§ Exercise aim
Give every entry again, word for word.
── Material for the task ──
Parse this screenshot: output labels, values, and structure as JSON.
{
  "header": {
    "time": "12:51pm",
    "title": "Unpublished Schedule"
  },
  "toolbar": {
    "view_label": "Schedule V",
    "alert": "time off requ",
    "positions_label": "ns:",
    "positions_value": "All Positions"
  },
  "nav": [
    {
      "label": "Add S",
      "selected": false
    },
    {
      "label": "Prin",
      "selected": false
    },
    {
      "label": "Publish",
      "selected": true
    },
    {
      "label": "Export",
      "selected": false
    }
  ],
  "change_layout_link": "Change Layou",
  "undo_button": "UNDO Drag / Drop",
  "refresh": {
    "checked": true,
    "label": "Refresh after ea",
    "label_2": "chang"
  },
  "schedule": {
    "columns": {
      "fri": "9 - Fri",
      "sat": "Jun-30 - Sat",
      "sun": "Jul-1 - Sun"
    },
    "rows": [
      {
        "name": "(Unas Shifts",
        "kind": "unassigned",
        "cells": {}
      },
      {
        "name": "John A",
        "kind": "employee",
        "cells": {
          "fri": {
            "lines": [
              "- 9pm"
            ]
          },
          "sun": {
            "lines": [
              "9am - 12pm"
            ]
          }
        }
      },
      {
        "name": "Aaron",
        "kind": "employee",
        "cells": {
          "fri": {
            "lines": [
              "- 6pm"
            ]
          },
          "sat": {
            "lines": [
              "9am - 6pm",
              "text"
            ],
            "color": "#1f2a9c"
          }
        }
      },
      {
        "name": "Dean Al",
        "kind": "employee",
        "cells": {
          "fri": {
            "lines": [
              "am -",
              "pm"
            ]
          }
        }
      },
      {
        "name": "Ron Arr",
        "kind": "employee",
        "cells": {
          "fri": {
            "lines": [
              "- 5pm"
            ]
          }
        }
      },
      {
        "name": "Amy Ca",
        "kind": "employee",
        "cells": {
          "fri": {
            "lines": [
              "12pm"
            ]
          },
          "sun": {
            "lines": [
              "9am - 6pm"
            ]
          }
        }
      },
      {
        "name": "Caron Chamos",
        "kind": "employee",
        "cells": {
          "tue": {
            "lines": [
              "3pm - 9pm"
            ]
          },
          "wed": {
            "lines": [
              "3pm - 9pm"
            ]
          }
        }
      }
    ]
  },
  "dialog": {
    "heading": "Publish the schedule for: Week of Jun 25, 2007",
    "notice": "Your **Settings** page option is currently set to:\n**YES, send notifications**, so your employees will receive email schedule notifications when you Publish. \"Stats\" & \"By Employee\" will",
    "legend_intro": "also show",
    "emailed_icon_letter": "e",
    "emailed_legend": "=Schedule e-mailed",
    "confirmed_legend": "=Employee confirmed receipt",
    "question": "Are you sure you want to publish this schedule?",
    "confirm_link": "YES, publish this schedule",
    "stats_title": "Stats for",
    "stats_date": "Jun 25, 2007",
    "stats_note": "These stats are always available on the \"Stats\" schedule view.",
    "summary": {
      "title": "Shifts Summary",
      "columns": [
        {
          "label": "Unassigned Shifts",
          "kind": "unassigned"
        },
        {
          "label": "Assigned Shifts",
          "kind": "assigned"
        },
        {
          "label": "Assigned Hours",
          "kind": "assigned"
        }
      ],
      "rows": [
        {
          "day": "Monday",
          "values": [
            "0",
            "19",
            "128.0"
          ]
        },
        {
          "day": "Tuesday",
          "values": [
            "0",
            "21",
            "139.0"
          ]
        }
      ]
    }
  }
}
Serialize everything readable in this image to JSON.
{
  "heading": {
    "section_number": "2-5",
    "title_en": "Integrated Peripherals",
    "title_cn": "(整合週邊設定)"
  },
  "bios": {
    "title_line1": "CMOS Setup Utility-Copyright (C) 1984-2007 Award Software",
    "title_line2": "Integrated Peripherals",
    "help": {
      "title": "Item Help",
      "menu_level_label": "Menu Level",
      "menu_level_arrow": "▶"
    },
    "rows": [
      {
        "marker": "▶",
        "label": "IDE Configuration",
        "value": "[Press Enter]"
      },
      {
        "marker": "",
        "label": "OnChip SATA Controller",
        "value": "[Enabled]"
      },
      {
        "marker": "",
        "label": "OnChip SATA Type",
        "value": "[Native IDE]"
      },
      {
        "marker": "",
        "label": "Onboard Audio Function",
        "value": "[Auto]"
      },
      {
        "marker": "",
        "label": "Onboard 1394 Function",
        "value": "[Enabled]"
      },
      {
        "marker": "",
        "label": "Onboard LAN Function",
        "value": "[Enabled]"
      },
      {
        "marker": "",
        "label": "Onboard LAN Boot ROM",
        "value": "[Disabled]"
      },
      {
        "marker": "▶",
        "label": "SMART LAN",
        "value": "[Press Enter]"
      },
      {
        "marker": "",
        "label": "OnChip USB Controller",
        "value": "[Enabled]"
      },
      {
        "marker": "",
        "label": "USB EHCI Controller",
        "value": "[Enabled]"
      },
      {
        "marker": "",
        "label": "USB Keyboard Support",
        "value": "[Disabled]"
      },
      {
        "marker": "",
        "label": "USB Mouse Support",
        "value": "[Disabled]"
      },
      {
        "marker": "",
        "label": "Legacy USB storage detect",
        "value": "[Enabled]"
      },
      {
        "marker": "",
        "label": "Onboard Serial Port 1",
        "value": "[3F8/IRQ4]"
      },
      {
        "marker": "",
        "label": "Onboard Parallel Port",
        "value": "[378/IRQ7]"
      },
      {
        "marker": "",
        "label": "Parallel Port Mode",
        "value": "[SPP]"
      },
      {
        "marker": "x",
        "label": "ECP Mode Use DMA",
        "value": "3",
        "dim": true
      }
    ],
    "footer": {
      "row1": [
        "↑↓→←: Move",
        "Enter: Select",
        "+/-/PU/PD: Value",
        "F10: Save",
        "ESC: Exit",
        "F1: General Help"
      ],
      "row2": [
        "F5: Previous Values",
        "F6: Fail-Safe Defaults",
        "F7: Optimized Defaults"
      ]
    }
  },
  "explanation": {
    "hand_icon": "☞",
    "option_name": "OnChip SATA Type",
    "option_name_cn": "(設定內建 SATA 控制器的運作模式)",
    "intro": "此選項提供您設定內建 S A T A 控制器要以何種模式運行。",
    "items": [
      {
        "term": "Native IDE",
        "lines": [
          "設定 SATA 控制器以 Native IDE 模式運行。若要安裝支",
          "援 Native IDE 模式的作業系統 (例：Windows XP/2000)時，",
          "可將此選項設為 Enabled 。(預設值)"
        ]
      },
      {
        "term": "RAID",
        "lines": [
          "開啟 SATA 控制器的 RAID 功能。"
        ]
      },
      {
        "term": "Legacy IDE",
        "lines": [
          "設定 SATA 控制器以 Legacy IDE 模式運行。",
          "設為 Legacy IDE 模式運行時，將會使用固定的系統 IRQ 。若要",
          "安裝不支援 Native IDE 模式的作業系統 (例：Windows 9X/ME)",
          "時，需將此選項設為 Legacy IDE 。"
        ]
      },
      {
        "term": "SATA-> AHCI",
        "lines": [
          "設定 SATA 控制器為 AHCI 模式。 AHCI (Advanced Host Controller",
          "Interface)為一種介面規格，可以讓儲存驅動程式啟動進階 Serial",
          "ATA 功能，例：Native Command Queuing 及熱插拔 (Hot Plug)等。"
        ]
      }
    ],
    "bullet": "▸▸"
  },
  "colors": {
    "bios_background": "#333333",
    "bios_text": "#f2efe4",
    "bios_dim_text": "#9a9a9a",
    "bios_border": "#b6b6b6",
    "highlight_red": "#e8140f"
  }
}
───
§ Solution below
Parse this screenshot: output labels, values, and structure as JSON.
{
  "header": {
    "time": "12:51pm",
    "title": "Unpublished Schedule"
  },
  "toolbar": {
    "view_label": "Schedule V",
    "alert": "time off requ",
    "positions_label": "ns:",
    "positions_value": "All Positions"
  },
  "nav": [
    {
      "label": "Add S",
      "selected": false
    },
    {
      "label": "Prin",
      "selected": false
    },
    {
      "label": "Publish",
      "selected": true
    },
    {
      "label": "Export",
      "selected": false
    }
  ],
  "change_layout_link": "Change Layou",
  "undo_button": "UNDO Drag / Drop",
  "refresh": {
    "checked": true,
    "label": "Refresh after ea",
    "label_2": "chang"
  },
  "schedule": {
    "columns": {
      "fri": "9 - Fri",
      "sat": "Jun-30 - Sat",
      "sun": "Jul-1 - Sun"
    },
    "rows": [
      {
        "name": "(Unas Shifts",
        "kind": "unassigned",
        "cells": {}
      },
      {
        "name": "John A",
        "kind": "employee",
        "cells": {
          "fri": {
            "lines": [
              "- 9pm"
            ]
          },
          "sun": {
            "lines": [
              "9am - 12pm"
            ]
          }
        }
      },
      {
        "name": "Aaron",
        "kind": "employee",
        "cells": {
          "fri": {
            "lines": [
              "- 6pm"
            ]
          },
          "sat": {
            "lines": [
              "9am - 6pm",
              "text"
            ],
            "color": "#1f2a9c"
          }
        }
      },
      {
        "name": "Dean Al",
        "kind": "employee",
        "cells": {
          "fri": {
            "lines": [
              "am -",
              "pm"
            ]
          }
        }
      },
      {
        "name": "Ron Arr",
        "kind": "employee",
        "cells": {
          "fri": {
            "lines": [
              "- 5pm"
            ]
          }
        }
      },
      {
        "name": "Amy Ca",
        "kind": "employee",
        "cells": {
          "fri": {
            "lines": [
              "12pm"
            ]
          },
          "sun": {
            "lines": [
              "9am - 6pm"
            ]
          }
        }
      },
      {
        "name": "Caron Chamos",
        "kind": "employee",
        "cells": {
          "tue": {
            "lines": [
              "3pm - 9pm"
            ]
          },
          "wed": {
            "lines": [
              "3pm - 9pm"
            ]
          }
        }
      }
    ]
  },
  "dialog": {
    "heading": "Publish the schedule for: Week of Jun 25, 2007",
    "notice": "Your **Settings** page option is currently set to:\n**YES, send notifications**, so your employees will receive email schedule notifications when you Publish. \"Stats\" & \"By Employee\" will",
    "legend_intro": "also show",
    "emailed_icon_letter": "e",
    "emailed_legend": "=Schedule e-mailed",
    "confirmed_legend": "=Employee confirmed receipt",
    "question": "Are you sure you want to publish this schedule?",
    "confirm_link": "YES, publish this schedule",
    "stats_title": "Stats for",
    "stats_date": "Jun 25, 2007",
    "stats_note": "These stats are always available on the \"Stats\" schedule view.",
    "summary": {
      "title": "Shifts Summary",
      "columns": [
        {
          "label": "Unassigned Shifts",
          "kind": "unassigned"
        },
        {
          "label": "Assigned Shifts",
          "kind": "assigned"
        },
        {
          "label": "Assigned Hours",
          "kind": "assigned"
        }
      ],
      "rows": [
        {
          "day": "Monday",
          "values": [
            "0",
            "19",
            "128.0"
          ]
        },
        {
          "day": "Tuesday",
          "values": [
            "0",
            "21",
            "139.0"
          ]
        }
      ]
    }
  }
}
Serialize everything readable in this image to JSON.
{
  "heading": {
    "section_number": "2-5",
    "title_en": "Integrated Peripherals",
    "title_cn": "(整合週邊設定)"
  },
  "bios": {
    "title_line1": "CMOS Setup Utility-Copyright (C) 1984-2007 Award Software",
    "title_line2": "Integrated Peripherals",
    "help": {
      "title": "Item Help",
      "menu_level_label": "Menu Level",
      "menu_level_arrow": "▶"
    },
    "rows": [
      {
        "marker": "▶",
        "label": "IDE Configuration",
        "value": "[Press Enter]"
      },
      {
        "marker": "",
        "label": "OnChip SATA Controller",
        "value": "[Enabled]"
      },
      {
        "marker": "",
        "label": "OnChip SATA Type",
        "value": "[Native IDE]"
      },
      {
        "marker": "",
        "label": "Onboard Audio Function",
        "value": "[Auto]"
      },
      {
        "marker": "",
        "label": "Onboard 1394 Function",
        "value": "[Enabled]"
      },
      {
        "marker": "",
        "label": "Onboard LAN Function",
        "value": "[Enabled]"
      },
      {
        "marker": "",
        "label": "Onboard LAN Boot ROM",
        "value": "[Disabled]"
      },
      {
        "marker": "▶",
        "label": "SMART LAN",
        "value": "[Press Enter]"
      },
      {
        "marker": "",
        "label": "OnChip USB Controller",
        "value": "[Enabled]"
      },
      {
        "marker": "",
        "label": "USB EHCI Controller",
        "value": "[Enabled]"
      },
      {
        "marker": "",
        "label": "USB Keyboard Support",
        "value": "[Disabled]"
      },
      {
        "marker": "",
        "label": "USB Mouse Support",
        "value": "[Disabled]"
      },
      {
        "marker": "",
        "label": "Legacy USB storage detect",
        "value": "[Enabled]"
      },
      {
        "marker": "",
        "label": "Onboard Serial Port 1",
        "value": "[3F8/IRQ4]"
      },
      {
        "marker": "",
        "label": "Onboard Parallel Port",
        "value": "[378/IRQ7]"
      },
      {
        "marker": "",
        "label": "Parallel Port Mode",
        "value": "[SPP]"
      },
      {
        "marker": "x",
        "label": "ECP Mode Use DMA",
        "value": "3",
        "dim": true
      }
    ],
    "footer": {
      "row1": [
        "↑↓→←: Move",
        "Enter: Select",
        "+/-/PU/PD: Value",
        "F10: Save",
        "ESC: Exit",
        "F1: General Help"
      ],
      "row2": [
        "F5: Previous Values",
        "F6: Fail-Safe Defaults",
        "F7: Optimized Defaults"
      ]
    }
  },
  "explanation": {
    "hand_icon": "☞",
    "option_name": "OnChip SATA Type",
    "option_name_cn": "(設定內建 SATA 控制器的運作模式)",
    "intro": "此選項提供您設定內建 S A T A 控制器要以何種模式運行。",
    "items": [
      {
        "term": "Native IDE",
        "lines": [
          "設定 SATA 控制器以 Native IDE 模式運行。若要安裝支",
          "援 Native IDE 模式的作業系統 (例：Windows XP/2000)時，",
          "可將此選項設為 Enabled 。(預設值)"
        ]
      },
      {
        "term": "RAID",
        "lines": [
          "開啟 SATA 控制器的 RAID 功能。"
        ]
      },
      {
        "term": "Legacy IDE",
        "lines": [
          "設定 SATA 控制器以 Legacy IDE 模式運行。",
          "設為 Legacy IDE 模式運行時，將會使用固定的系統 IRQ 。若要",
          "安裝不支援 Native IDE 模式的作業系統 (例：Windows 9X/ME)",
          "時，需將此選項設為 Legacy IDE 。"
        ]
      },
      {
        "term": "SATA-> AHCI",
        "lines": [
          "設定 SATA 控制器為 AHCI 模式。 AHCI (Advanced Host Controller",
          "Interface)為一種介面規格，可以讓儲存驅動程式啟動進階 Serial",
          "ATA 功能，例：Native Command Queuing 及熱插拔 (Hot Plug)等。"
        ]
      }
    ],
    "bullet": "▸▸"
  },
  "colors": {
    "bios_background": "#333333",
    "bios_text": "#f2efe4",
    "bios_dim_text": "#9a9a9a",
    "bios_border": "#b6b6b6",
    "highlight_red": "#e8140f"
  }
}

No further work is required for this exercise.